#### Exercise material
_ _ _ _ _
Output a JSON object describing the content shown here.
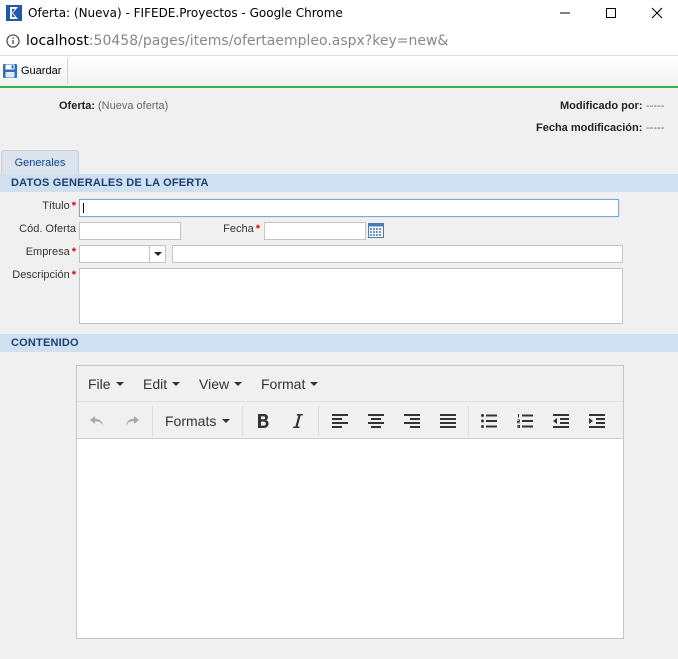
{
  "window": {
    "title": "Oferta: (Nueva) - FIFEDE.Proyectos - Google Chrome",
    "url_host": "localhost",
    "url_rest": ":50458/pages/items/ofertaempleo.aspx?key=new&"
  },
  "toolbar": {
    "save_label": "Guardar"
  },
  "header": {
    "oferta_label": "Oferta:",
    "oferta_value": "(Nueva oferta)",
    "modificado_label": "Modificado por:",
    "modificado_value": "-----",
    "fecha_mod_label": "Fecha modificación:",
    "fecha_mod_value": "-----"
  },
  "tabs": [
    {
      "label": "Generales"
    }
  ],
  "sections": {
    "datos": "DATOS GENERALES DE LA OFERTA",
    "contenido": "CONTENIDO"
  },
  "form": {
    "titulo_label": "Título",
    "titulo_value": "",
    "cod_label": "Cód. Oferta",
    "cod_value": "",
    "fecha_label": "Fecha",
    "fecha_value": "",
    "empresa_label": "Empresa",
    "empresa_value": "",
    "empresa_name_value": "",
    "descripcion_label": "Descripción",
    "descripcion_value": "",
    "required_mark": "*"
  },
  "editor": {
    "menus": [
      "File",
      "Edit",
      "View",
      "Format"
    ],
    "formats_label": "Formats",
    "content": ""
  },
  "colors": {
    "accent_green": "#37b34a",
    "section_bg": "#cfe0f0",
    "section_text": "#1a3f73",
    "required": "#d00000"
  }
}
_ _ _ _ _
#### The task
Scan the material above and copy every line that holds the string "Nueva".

#### Reply
    "title": "Oferta: (Nueva) - FIFEDE.Proyectos - Google Chrome",
    "oferta_value": "(Nueva oferta)",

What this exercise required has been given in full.